Thursday, February 10, 2011

Science: Picture Books to Teach about Animals and Hibernation

In my research for books about snow day experiences, I came across Under the Snow by Melissa Stewart. This book does not fit my previous topic, but it is perfect for another related one:  hibernation.  After some research on this new topic, I have some great finds to accompany formal or informal instruction.  Here is a list of some picture books to include in your study of animals and/or hibernation.


Hibernation (ages 5-10) by Anita Ganeri  (non-fiction) 
Hibernation offers stunning hibernating photographs of various animals—dormouse, woodchuck, bats, snakes, toadfish, turtle, and more.  Beginning with a definition, hibernation is discussed as a pattern or cycle.  The lives and habits of animals preparing for, experiencing, and coming out of hibernation are covered in an easy narrative text.  General facts are presented as well as specific ones about unique animals.  Key words are bolded and highlighted, such as burrow, energy, nurse, pattern, and temperature.  Hibernation is an excellent resource for instruction. 


Under the Snow (ages 5-10) by Melissa Stewart (realistic fiction)  
On a snowy afternoon, a young family trudges through the snow, ready to sled and to skate.  As they are enjoying their winter wonderland, the lives of hibernating animals are revealed.  The crevice of an old stone wall offers a place for ladybugs to huddle together and a snake to curl up to sleep.  Near the wall, a vole digs tunnels through the snow and under the ground nearby a chipmunk is seen snoozing in his burrow of leaves and grass.    As they move into the forest, other hideouts are illuminated—a butterfly in a pile of brush, some insects in a rotting log, and a frog in a pile of leaves.   Underground, a spotted salamander and a woodchuck wait out the cold months.  Finally, animals in and around the pond are seen hibernating or resting, like bluegills, carp, a frog, and a turtle.   Time’s passage is illustrated as spring returns.  Hibernating animals begin to emerge.  Beautiful text and vivid illustrations make Under the Snow essential to any study of hibernation.

Other Worthy Titles:
Every Autumn Comes the Bear (ages 3-7) by Jim Arnosky (realistic fiction) 
A bear returns to the same place each year.  As he makes his way to his den, he observes other animals preparing for the winter weather.

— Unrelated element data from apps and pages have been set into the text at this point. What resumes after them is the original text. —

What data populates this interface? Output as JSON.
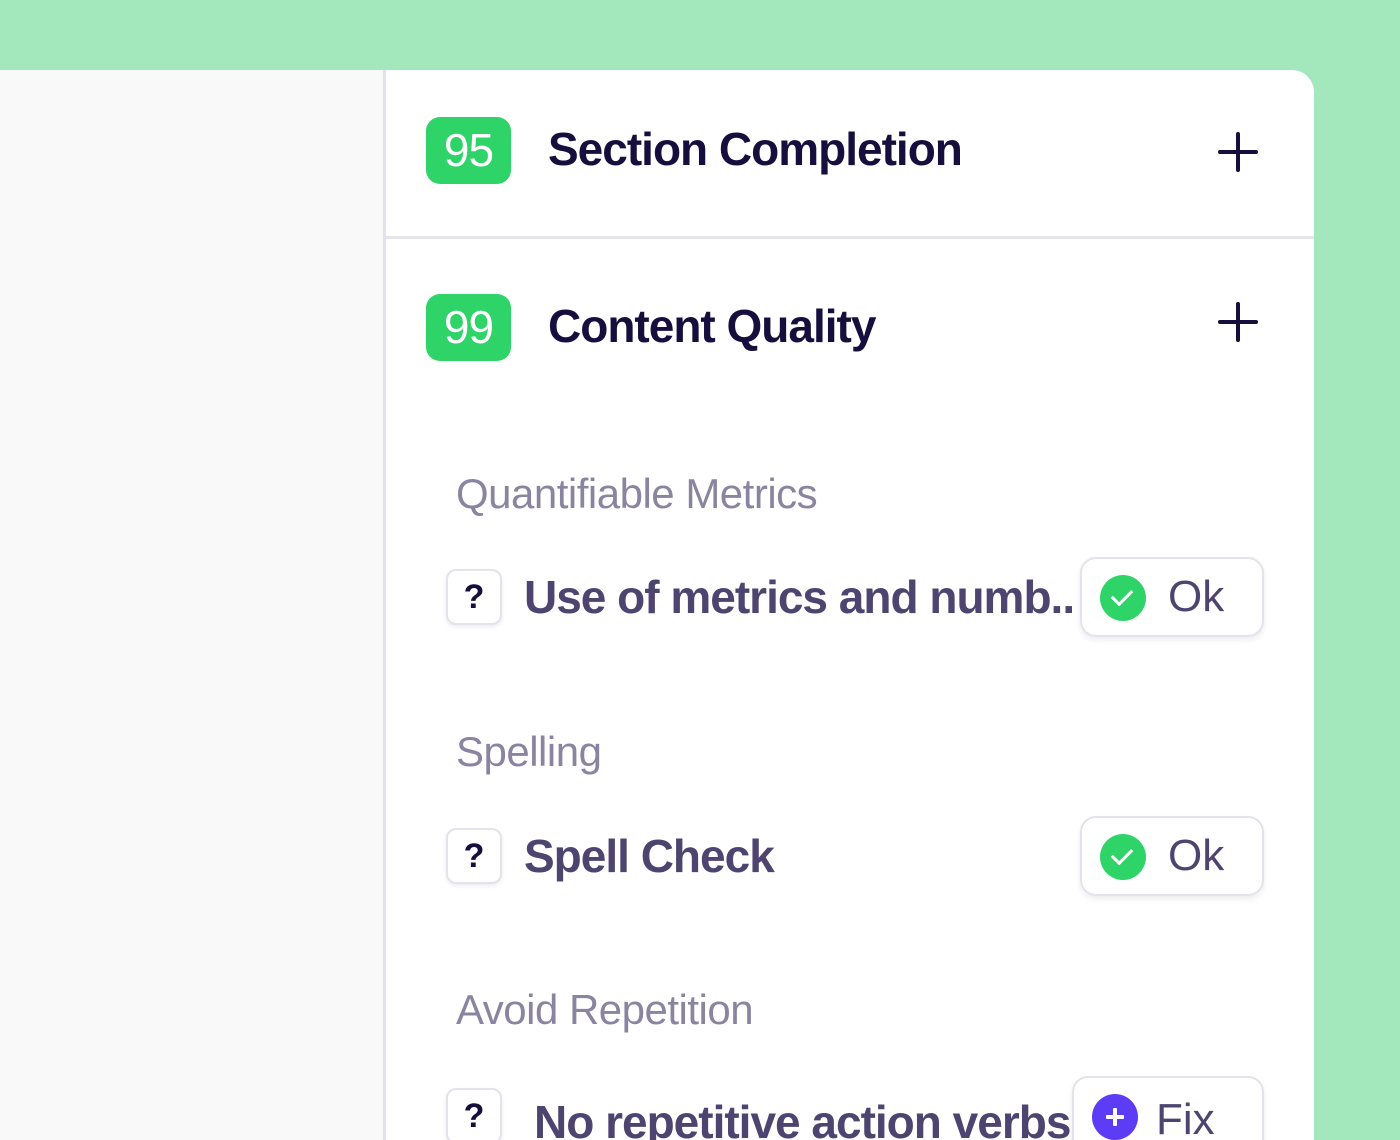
{
  "sections": [
    {
      "score": "95",
      "title": "Section Completion"
    },
    {
      "score": "99",
      "title": "Content Quality"
    }
  ],
  "content_quality": {
    "groups": [
      {
        "heading": "Quantifiable Metrics",
        "check": {
          "help": "?",
          "label": "Use of metrics and numb..",
          "status": "Ok"
        }
      },
      {
        "heading": "Spelling",
        "check": {
          "help": "?",
          "label": "Spell Check",
          "status": "Ok"
        }
      },
      {
        "heading": "Avoid Repetition",
        "check": {
          "help": "?",
          "label_prefix": "No repetitive ",
          "label_link": "action verbs",
          "status": "Fix"
        }
      }
    ]
  },
  "colors": {
    "background": "#a3e8bd",
    "score_badge": "#2ed468",
    "ok_icon": "#2ed468",
    "fix_icon": "#5d3cf5",
    "title_text": "#160f3e",
    "subhead_text": "#8a84a0",
    "label_text": "#4d4570"
  },
  "icons": {
    "expand": "plus-icon",
    "help": "question-mark-icon",
    "ok": "check-circle-icon",
    "fix": "plus-circle-icon"
  }
}
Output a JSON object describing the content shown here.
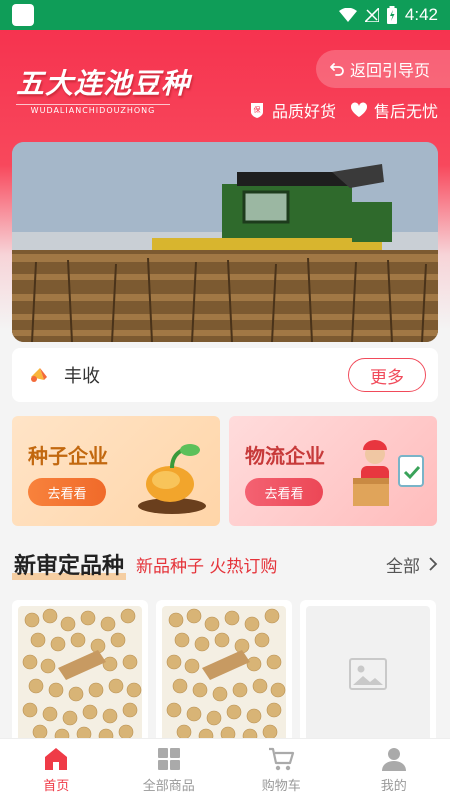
{
  "status_bar": {
    "time": "4:42"
  },
  "header": {
    "brand_title": "五大连池豆种",
    "brand_subtitle": "WUDALIANCHIDOUZHONG",
    "back_label": "返回引导页",
    "features": [
      {
        "label": "品质好货",
        "icon": "quality-badge-icon"
      },
      {
        "label": "售后无忧",
        "icon": "heart-icon"
      }
    ]
  },
  "harvest": {
    "label": "丰收",
    "more_label": "更多",
    "icon": "megaphone-icon"
  },
  "cards": [
    {
      "title": "种子企业",
      "button": "去看看",
      "accent": "#c2680f"
    },
    {
      "title": "物流企业",
      "button": "去看看",
      "accent": "#c73a3a"
    }
  ],
  "section": {
    "title": "新审定品种",
    "subtitle": "新品种子 火热订购",
    "all_label": "全部"
  },
  "products": [
    {
      "image": "soybeans-photo"
    },
    {
      "image": "soybeans-photo"
    },
    {
      "image": "image-placeholder-icon"
    }
  ],
  "nav": [
    {
      "label": "首页",
      "icon": "home-icon",
      "active": true
    },
    {
      "label": "全部商品",
      "icon": "grid-icon",
      "active": false
    },
    {
      "label": "购物车",
      "icon": "cart-icon",
      "active": false
    },
    {
      "label": "我的",
      "icon": "user-icon",
      "active": false
    }
  ],
  "colors": {
    "primary": "#f6334f",
    "status_bar": "#0f9d58",
    "active_nav": "#ef3b47"
  }
}
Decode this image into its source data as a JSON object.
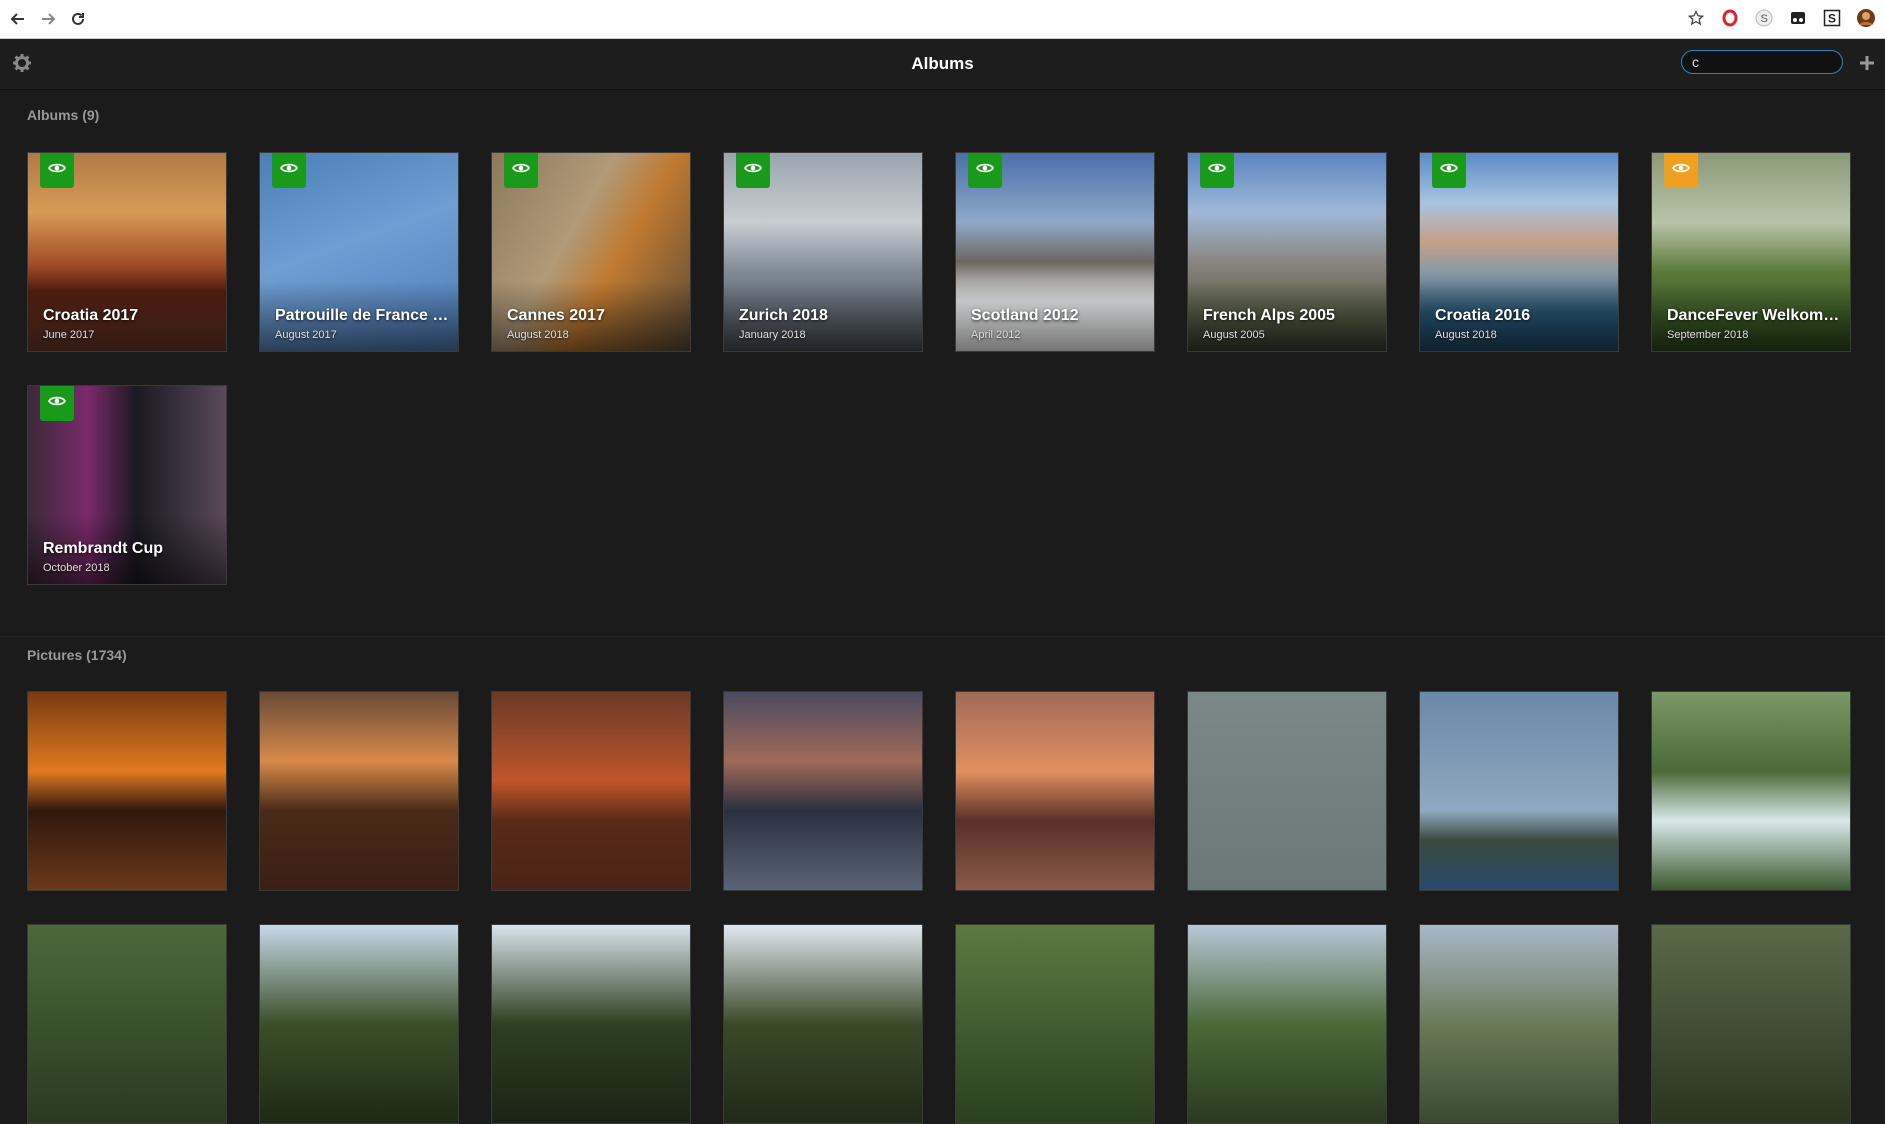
{
  "app": {
    "title": "Albums",
    "search_value": "c"
  },
  "albums_section": {
    "label": "Albums (9)"
  },
  "pictures_section": {
    "label": "Pictures (1734)"
  },
  "colors": {
    "badge_public": "#1a9a1a",
    "badge_hidden": "#f0a020",
    "search_border": "#2e86c9"
  },
  "albums": [
    {
      "title": "Croatia 2017",
      "date": "June 2017",
      "badge": "public",
      "bg": "linear-gradient(180deg,#b07a48 0%,#d69b55 30%,#a6502a 55%,#521d10 70%,#6d3a28 100%)"
    },
    {
      "title": "Patrouille de France …",
      "date": "August 2017",
      "badge": "public",
      "bg": "linear-gradient(160deg,#4b7fb8 0%,#6e9ed2 45%,#4d7cb5 100%)"
    },
    {
      "title": "Cannes 2017",
      "date": "August 2018",
      "badge": "public",
      "bg": "linear-gradient(120deg,#8c7a5a 0%,#b09a78 40%,#c07a30 60%,#5a4a38 100%)"
    },
    {
      "title": "Zurich 2018",
      "date": "January 2018",
      "badge": "public",
      "bg": "linear-gradient(180deg,#9aa4ae 0%,#c9cdd1 35%,#7e8a96 60%,#4a5058 100%)"
    },
    {
      "title": "Scotland 2012",
      "date": "April 2012",
      "badge": "public",
      "bg": "linear-gradient(180deg,#4a6fa8 0%,#8fa8c8 35%,#6d6660 55%,#e8eaec 75%,#ffffff 100%)"
    },
    {
      "title": "French Alps 2005",
      "date": "August 2005",
      "badge": "public",
      "bg": "linear-gradient(180deg,#5b84c0 0%,#9fb8d8 30%,#8a8680 55%,#5a6048 80%,#3a4030 100%)"
    },
    {
      "title": "Croatia 2016",
      "date": "August 2018",
      "badge": "public",
      "bg": "linear-gradient(180deg,#5a8ac8 0%,#a8c4e0 25%,#c4a088 45%,#8a9aa4 60%,#2a5a78 80%,#1e4a66 100%)"
    },
    {
      "title": "DanceFever Welkom…",
      "date": "September 2018",
      "badge": "hidden",
      "bg": "linear-gradient(180deg,#8a9a78 0%,#b8c4a8 35%,#5a7a3a 60%,#2a4a1a 100%)"
    },
    {
      "title": "Rembrandt Cup",
      "date": "October 2018",
      "badge": "public",
      "bg": "linear-gradient(90deg,#3a2a38 0%,#7a2a6a 30%,#1a1a22 55%,#5a4a5a 100%)"
    }
  ],
  "pictures": [
    {
      "bg": "linear-gradient(180deg,#7a3a10 0%,#e07a20 40%,#301810 60%,#6a3a18 100%)"
    },
    {
      "bg": "linear-gradient(180deg,#6a4a38 0%,#d88a48 35%,#4a2a18 60%,#3a2014 100%)"
    },
    {
      "bg": "linear-gradient(180deg,#6a3a28 0%,#c0552a 45%,#5a2a18 65%,#4a2418 100%)"
    },
    {
      "bg": "linear-gradient(180deg,#4a4a60 0%,#a06a58 35%,#2a3040 60%,#5a6478 100%)"
    },
    {
      "bg": "linear-gradient(180deg,#a06a58 0%,#e09060 40%,#5a3028 65%,#8a5a4a 100%)"
    },
    {
      "bg": "linear-gradient(180deg,#7a8888 0%,#6a7878 100%)"
    },
    {
      "bg": "linear-gradient(180deg,#6a88a8 0%,#90a8c0 60%,#3a4a40 75%,#2a4a6a 100%)"
    },
    {
      "bg": "linear-gradient(180deg,#7a9868 0%,#4a6a38 40%,#d8e8e8 65%,#3a5a30 100%)"
    },
    {
      "bg": "linear-gradient(180deg,#4a6a3a 0%,#2a3a20 100%)"
    },
    {
      "bg": "linear-gradient(180deg,#c8d8e8 0%,#3a5028 50%,#1e2a14 100%)"
    },
    {
      "bg": "linear-gradient(180deg,#d8e4ec 0%,#2e4020 50%,#1a2414 100%)"
    },
    {
      "bg": "linear-gradient(180deg,#e0e8f0 0%,#3a4a28 50%,#202a18 100%)"
    },
    {
      "bg": "linear-gradient(180deg,#5a7a40 0%,#2a4020 100%)"
    },
    {
      "bg": "linear-gradient(180deg,#b8c8d8 0%,#4a6a38 50%,#2a3a20 100%)"
    },
    {
      "bg": "linear-gradient(180deg,#a8b8c8 0%,#6a7a58 50%,#3a4a30 100%)"
    },
    {
      "bg": "linear-gradient(180deg,#5a6a48 0%,#2a3420 100%)"
    }
  ]
}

Bedtime for Bear (ages 3-8) by Brett Helquist (fantasy fiction)   As Bear settles down for his long winter’s nap, his two raccoon friends goad him outdoors to play in the snow.  Bear experiences a day of fun in the snow before finally going to sleep for the winter. 

No comments:

Post a Comment